▶ _Activity_: Identify every line in the records below that contains the word "rollup", and copy each of those lines.

▶ _Source material_:
****************************************

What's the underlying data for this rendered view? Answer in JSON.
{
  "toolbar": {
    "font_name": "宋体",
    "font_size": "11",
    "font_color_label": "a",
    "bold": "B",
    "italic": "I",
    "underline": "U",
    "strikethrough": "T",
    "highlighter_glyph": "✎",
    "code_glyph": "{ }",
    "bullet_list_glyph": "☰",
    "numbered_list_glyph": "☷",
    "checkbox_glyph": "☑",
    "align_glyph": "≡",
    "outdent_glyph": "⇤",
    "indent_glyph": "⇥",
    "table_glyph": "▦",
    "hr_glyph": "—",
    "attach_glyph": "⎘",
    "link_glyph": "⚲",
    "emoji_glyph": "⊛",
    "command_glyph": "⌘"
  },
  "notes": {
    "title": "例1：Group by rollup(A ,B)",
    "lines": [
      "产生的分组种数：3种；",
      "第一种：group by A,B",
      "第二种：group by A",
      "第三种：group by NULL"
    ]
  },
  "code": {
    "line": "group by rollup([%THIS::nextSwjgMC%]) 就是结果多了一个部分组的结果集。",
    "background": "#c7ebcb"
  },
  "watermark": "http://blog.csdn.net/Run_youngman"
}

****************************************

▶ _Task result_:
    "title": "例1：Group by rollup(A ,B)",
    "line": "group by rollup([%THIS::nextSwjgMC%]) 就是结果多了一个部分组的结果集。",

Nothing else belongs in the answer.